**Exercise prompt**.
The text of every record, exactly as given and with no pictures, should be your output.

==== Extracted entries ====

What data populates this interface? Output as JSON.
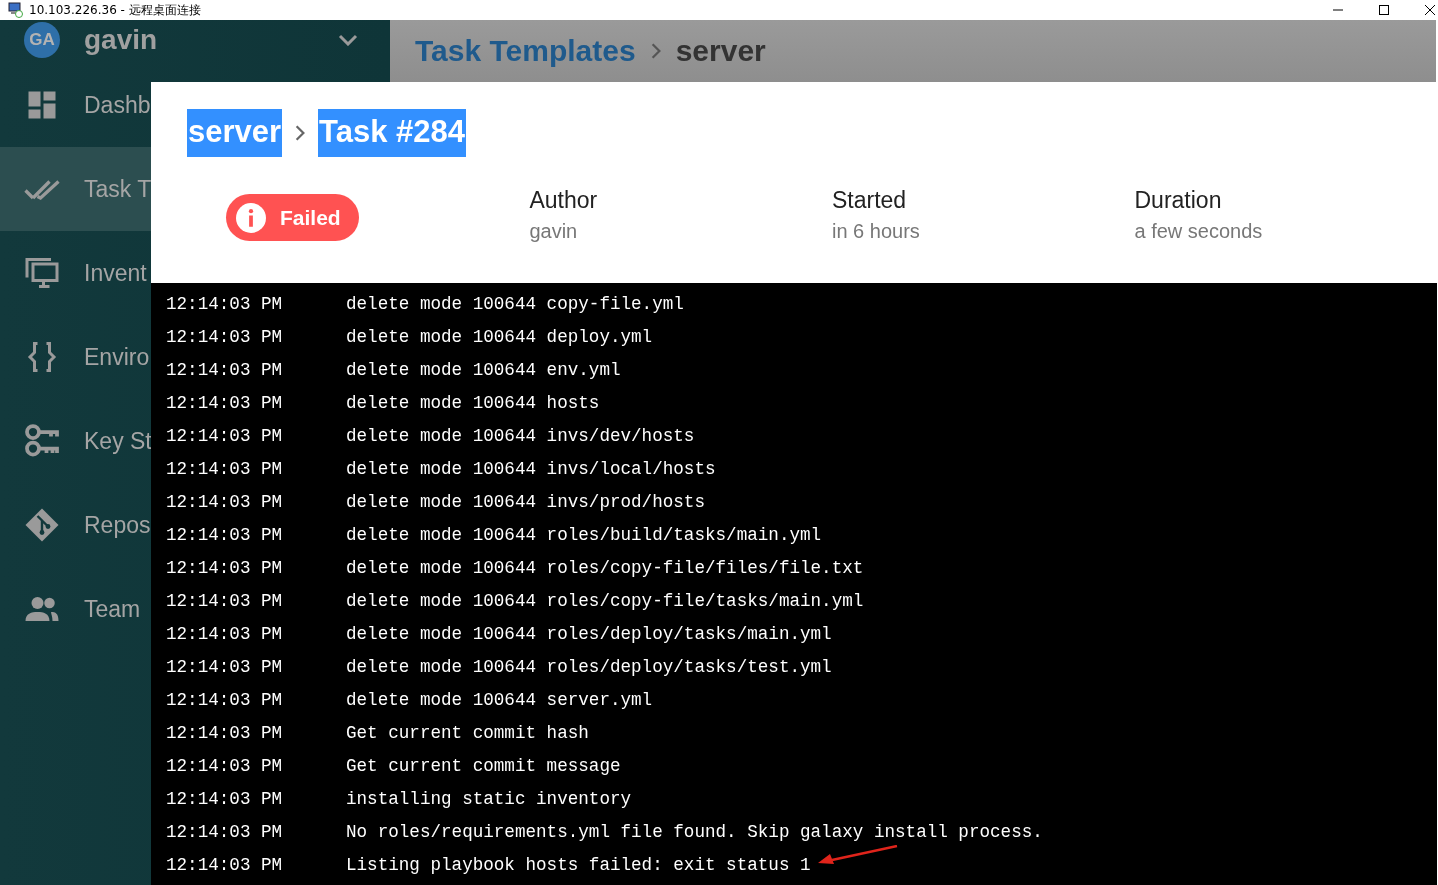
{
  "window": {
    "title": "10.103.226.36 - 远程桌面连接"
  },
  "sidebar": {
    "user": {
      "initials": "GA",
      "name": "gavin"
    },
    "items": [
      {
        "label": "Dashb",
        "selected": false
      },
      {
        "label": "Task T",
        "selected": true
      },
      {
        "label": "Invent",
        "selected": false
      },
      {
        "label": "Enviro",
        "selected": false
      },
      {
        "label": "Key St",
        "selected": false
      },
      {
        "label": "Repos",
        "selected": false
      },
      {
        "label": "Team",
        "selected": false
      }
    ]
  },
  "header": {
    "breadcrumb": [
      "Task Templates",
      "server"
    ]
  },
  "dialog": {
    "breadcrumb": [
      {
        "text": "server",
        "highlighted": true
      },
      {
        "text": "Task #284",
        "highlighted": true
      }
    ],
    "status": "Failed",
    "info": [
      {
        "label": "Author",
        "value": "gavin"
      },
      {
        "label": "Started",
        "value": "in 6 hours"
      },
      {
        "label": "Duration",
        "value": "a few seconds"
      }
    ],
    "log": [
      {
        "time": "12:14:03 PM",
        "message": "delete mode 100644 copy-file.yml"
      },
      {
        "time": "12:14:03 PM",
        "message": "delete mode 100644 deploy.yml"
      },
      {
        "time": "12:14:03 PM",
        "message": "delete mode 100644 env.yml"
      },
      {
        "time": "12:14:03 PM",
        "message": "delete mode 100644 hosts"
      },
      {
        "time": "12:14:03 PM",
        "message": "delete mode 100644 invs/dev/hosts"
      },
      {
        "time": "12:14:03 PM",
        "message": "delete mode 100644 invs/local/hosts"
      },
      {
        "time": "12:14:03 PM",
        "message": "delete mode 100644 invs/prod/hosts"
      },
      {
        "time": "12:14:03 PM",
        "message": "delete mode 100644 roles/build/tasks/main.yml"
      },
      {
        "time": "12:14:03 PM",
        "message": "delete mode 100644 roles/copy-file/files/file.txt"
      },
      {
        "time": "12:14:03 PM",
        "message": "delete mode 100644 roles/copy-file/tasks/main.yml"
      },
      {
        "time": "12:14:03 PM",
        "message": "delete mode 100644 roles/deploy/tasks/main.yml"
      },
      {
        "time": "12:14:03 PM",
        "message": "delete mode 100644 roles/deploy/tasks/test.yml"
      },
      {
        "time": "12:14:03 PM",
        "message": "delete mode 100644 server.yml"
      },
      {
        "time": "12:14:03 PM",
        "message": "Get current commit hash"
      },
      {
        "time": "12:14:03 PM",
        "message": "Get current commit message"
      },
      {
        "time": "12:14:03 PM",
        "message": "installing static inventory"
      },
      {
        "time": "12:14:03 PM",
        "message": "No roles/requirements.yml file found. Skip galaxy install process."
      },
      {
        "time": "12:14:03 PM",
        "message": "Listing playbook hosts failed: exit status 1"
      }
    ]
  },
  "annotation": {
    "kind": "arrow"
  }
}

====

**Written reply**.
What data populates this interface? Output as JSON.
{
  "window": {
    "title": "10.103.226.36 - 远程桌面连接"
  },
  "sidebar": {
    "user": {
      "initials": "GA",
      "name": "gavin"
    },
    "items": [
      {
        "label": "Dashb",
        "selected": false
      },
      {
        "label": "Task T",
        "selected": true
      },
      {
        "label": "Invent",
        "selected": false
      },
      {
        "label": "Enviro",
        "selected": false
      },
      {
        "label": "Key St",
        "selected": false
      },
      {
        "label": "Repos",
        "selected": false
      },
      {
        "label": "Team",
        "selected": false
      }
    ]
  },
  "header": {
    "breadcrumb": [
      "Task Templates",
      "server"
    ]
  },
  "dialog": {
    "breadcrumb": [
      {
        "text": "server",
        "highlighted": true
      },
      {
        "text": "Task #284",
        "highlighted": true
      }
    ],
    "status": "Failed",
    "info": [
      {
        "label": "Author",
        "value": "gavin"
      },
      {
        "label": "Started",
        "value": "in 6 hours"
      },
      {
        "label": "Duration",
        "value": "a few seconds"
      }
    ],
    "log": [
      {
        "time": "12:14:03 PM",
        "message": "delete mode 100644 copy-file.yml"
      },
      {
        "time": "12:14:03 PM",
        "message": "delete mode 100644 deploy.yml"
      },
      {
        "time": "12:14:03 PM",
        "message": "delete mode 100644 env.yml"
      },
      {
        "time": "12:14:03 PM",
        "message": "delete mode 100644 hosts"
      },
      {
        "time": "12:14:03 PM",
        "message": "delete mode 100644 invs/dev/hosts"
      },
      {
        "time": "12:14:03 PM",
        "message": "delete mode 100644 invs/local/hosts"
      },
      {
        "time": "12:14:03 PM",
        "message": "delete mode 100644 invs/prod/hosts"
      },
      {
        "time": "12:14:03 PM",
        "message": "delete mode 100644 roles/build/tasks/main.yml"
      },
      {
        "time": "12:14:03 PM",
        "message": "delete mode 100644 roles/copy-file/files/file.txt"
      },
      {
        "time": "12:14:03 PM",
        "message": "delete mode 100644 roles/copy-file/tasks/main.yml"
      },
      {
        "time": "12:14:03 PM",
        "message": "delete mode 100644 roles/deploy/tasks/main.yml"
      },
      {
        "time": "12:14:03 PM",
        "message": "delete mode 100644 roles/deploy/tasks/test.yml"
      },
      {
        "time": "12:14:03 PM",
        "message": "delete mode 100644 server.yml"
      },
      {
        "time": "12:14:03 PM",
        "message": "Get current commit hash"
      },
      {
        "time": "12:14:03 PM",
        "message": "Get current commit message"
      },
      {
        "time": "12:14:03 PM",
        "message": "installing static inventory"
      },
      {
        "time": "12:14:03 PM",
        "message": "No roles/requirements.yml file found. Skip galaxy install process."
      },
      {
        "time": "12:14:03 PM",
        "message": "Listing playbook hosts failed: exit status 1"
      }
    ]
  },
  "annotation": {
    "kind": "arrow"
  }
}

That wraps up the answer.